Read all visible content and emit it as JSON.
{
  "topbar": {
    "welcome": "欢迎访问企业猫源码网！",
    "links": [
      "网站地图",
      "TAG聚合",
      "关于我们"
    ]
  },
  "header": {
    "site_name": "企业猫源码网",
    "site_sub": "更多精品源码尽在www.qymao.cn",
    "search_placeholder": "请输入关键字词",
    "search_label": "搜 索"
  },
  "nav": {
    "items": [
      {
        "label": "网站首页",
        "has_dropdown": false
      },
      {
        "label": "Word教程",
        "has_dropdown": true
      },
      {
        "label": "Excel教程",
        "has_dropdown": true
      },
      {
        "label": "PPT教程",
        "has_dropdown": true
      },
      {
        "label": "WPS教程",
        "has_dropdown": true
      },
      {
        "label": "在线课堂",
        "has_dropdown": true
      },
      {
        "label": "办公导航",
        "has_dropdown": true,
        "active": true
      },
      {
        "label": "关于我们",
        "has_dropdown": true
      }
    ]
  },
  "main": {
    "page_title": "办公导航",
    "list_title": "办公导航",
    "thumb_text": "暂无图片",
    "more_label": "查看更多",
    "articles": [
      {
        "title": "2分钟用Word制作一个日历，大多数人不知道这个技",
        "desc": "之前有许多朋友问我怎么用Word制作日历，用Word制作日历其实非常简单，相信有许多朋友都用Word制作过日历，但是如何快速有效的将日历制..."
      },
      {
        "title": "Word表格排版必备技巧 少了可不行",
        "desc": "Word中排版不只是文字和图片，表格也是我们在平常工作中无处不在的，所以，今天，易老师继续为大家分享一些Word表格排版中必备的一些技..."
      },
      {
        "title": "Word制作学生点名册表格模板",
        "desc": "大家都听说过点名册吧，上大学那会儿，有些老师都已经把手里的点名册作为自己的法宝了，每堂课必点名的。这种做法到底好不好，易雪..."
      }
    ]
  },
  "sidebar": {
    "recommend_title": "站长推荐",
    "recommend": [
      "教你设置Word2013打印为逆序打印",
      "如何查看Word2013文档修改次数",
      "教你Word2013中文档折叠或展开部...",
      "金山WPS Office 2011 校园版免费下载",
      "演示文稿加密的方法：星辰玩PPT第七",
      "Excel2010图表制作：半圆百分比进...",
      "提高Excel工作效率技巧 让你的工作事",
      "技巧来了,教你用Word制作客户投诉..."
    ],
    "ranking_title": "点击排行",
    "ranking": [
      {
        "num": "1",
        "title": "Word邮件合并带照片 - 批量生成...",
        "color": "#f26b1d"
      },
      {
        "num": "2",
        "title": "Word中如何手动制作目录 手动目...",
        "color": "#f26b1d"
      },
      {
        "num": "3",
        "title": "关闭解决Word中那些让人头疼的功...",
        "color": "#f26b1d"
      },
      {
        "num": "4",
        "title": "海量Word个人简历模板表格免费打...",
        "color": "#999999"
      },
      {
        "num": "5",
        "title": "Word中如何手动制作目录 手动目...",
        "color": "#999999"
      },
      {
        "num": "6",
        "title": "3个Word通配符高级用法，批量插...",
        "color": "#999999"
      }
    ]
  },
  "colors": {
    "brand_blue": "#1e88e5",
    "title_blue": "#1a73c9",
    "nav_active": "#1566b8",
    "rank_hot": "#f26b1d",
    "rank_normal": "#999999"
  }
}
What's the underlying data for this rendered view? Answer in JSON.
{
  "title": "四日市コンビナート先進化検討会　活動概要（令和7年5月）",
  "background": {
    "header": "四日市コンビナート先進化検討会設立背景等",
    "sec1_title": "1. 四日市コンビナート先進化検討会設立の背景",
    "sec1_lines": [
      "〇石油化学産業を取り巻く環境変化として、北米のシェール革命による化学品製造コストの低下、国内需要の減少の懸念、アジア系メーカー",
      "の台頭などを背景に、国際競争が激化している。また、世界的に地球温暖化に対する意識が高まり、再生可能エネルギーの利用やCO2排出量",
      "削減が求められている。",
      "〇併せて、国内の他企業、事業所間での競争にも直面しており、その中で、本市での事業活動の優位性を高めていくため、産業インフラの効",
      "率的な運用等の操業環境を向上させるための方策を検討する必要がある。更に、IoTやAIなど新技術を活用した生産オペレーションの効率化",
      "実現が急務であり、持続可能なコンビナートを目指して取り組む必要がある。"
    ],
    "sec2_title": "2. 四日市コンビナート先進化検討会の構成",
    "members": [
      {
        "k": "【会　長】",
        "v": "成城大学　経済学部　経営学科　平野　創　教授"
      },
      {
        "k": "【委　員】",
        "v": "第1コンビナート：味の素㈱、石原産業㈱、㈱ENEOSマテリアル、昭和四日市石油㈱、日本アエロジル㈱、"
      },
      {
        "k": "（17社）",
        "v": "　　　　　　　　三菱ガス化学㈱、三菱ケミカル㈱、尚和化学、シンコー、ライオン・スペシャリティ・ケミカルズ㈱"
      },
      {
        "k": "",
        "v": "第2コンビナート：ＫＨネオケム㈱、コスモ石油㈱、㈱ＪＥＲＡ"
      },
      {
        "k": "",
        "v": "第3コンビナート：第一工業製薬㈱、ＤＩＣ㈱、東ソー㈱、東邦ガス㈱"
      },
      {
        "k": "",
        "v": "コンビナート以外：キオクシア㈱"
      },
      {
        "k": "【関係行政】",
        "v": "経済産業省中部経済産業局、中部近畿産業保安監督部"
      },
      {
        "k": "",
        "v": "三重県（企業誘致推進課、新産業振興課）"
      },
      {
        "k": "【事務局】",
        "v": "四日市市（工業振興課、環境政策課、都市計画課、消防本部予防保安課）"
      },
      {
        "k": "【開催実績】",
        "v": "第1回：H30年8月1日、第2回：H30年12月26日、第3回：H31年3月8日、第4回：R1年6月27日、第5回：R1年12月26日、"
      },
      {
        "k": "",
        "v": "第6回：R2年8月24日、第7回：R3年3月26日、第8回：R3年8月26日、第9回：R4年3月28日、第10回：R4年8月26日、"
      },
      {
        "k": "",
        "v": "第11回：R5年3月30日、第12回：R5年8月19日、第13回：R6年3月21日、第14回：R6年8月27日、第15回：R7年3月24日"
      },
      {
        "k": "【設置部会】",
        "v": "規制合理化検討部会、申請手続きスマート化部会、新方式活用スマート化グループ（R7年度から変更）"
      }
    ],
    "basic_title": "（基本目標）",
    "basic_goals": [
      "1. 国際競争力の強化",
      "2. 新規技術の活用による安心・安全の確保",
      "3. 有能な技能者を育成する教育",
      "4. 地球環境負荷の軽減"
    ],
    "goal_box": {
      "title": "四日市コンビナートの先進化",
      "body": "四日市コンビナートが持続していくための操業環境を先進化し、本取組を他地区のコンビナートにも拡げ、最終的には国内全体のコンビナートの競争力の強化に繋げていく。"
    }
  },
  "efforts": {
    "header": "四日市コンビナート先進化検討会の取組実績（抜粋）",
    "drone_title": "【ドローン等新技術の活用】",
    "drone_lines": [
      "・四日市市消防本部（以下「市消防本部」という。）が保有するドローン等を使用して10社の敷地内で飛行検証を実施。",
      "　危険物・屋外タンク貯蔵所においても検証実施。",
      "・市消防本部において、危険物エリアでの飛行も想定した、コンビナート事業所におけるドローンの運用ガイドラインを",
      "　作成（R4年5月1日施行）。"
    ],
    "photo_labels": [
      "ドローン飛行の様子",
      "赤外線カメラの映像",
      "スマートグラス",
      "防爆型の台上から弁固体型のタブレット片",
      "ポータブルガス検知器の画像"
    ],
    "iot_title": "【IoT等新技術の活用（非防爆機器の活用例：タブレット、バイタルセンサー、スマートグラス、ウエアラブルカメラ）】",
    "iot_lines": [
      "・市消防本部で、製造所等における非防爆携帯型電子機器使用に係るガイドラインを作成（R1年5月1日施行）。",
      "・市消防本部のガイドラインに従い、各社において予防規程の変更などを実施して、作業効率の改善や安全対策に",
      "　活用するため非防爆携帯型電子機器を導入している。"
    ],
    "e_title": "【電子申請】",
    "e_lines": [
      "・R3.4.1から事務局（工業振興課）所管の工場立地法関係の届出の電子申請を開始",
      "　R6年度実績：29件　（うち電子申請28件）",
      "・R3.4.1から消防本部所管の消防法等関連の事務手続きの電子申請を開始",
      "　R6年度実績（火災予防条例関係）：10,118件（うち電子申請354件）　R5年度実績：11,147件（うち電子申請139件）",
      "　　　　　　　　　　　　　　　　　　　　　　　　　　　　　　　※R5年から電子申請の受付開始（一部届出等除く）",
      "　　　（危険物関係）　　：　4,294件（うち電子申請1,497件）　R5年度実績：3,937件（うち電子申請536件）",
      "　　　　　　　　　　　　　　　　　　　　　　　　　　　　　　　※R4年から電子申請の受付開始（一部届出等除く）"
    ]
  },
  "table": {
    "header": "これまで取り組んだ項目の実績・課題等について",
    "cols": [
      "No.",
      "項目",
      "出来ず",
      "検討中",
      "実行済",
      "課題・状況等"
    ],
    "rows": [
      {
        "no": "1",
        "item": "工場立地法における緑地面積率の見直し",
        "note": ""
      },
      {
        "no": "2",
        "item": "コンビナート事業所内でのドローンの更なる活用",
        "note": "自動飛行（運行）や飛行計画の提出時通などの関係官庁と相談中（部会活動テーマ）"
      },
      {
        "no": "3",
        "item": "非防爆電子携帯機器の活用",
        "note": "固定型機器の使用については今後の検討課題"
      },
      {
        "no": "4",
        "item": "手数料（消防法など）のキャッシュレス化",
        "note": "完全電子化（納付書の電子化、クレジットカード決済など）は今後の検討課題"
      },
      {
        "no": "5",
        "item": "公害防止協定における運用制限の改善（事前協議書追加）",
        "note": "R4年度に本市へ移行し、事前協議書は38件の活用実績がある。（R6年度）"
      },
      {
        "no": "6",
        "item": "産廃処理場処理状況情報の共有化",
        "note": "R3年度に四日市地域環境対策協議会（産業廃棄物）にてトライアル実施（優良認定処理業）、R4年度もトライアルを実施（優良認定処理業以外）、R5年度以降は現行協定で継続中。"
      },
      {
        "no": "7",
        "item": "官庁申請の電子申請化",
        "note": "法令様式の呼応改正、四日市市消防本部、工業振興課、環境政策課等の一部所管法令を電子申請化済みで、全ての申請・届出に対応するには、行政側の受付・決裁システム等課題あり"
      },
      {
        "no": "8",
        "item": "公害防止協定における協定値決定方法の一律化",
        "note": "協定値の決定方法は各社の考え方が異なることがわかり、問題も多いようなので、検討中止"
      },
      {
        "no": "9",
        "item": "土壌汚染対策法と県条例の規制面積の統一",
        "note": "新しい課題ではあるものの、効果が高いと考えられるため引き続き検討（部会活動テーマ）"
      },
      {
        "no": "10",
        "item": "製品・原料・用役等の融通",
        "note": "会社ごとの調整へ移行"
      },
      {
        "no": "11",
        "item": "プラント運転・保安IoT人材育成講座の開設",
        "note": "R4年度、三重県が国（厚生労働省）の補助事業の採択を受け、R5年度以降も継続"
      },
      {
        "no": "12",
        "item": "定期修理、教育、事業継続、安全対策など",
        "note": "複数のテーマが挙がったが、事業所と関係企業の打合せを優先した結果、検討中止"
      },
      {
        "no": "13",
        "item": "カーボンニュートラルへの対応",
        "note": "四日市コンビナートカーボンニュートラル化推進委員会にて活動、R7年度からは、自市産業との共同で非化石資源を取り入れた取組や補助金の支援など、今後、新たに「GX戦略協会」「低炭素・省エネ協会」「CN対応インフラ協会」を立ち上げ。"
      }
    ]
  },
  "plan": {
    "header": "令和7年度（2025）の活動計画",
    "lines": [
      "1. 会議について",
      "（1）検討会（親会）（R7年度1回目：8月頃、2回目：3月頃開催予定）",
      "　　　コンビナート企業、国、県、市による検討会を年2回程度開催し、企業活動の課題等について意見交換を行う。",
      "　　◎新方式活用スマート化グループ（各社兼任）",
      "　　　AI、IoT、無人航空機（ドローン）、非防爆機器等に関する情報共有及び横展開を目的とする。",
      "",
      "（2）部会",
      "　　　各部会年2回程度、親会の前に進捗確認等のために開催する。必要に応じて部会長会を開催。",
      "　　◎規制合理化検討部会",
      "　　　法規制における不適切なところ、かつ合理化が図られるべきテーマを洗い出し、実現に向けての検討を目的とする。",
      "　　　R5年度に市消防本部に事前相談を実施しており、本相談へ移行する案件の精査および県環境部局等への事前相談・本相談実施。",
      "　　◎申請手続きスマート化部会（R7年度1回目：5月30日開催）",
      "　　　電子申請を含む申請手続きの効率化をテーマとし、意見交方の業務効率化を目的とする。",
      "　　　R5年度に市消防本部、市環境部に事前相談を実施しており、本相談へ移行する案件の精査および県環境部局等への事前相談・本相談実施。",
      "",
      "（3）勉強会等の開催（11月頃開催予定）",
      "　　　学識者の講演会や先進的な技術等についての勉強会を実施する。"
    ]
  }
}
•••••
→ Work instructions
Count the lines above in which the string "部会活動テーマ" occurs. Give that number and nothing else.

→ Written response
2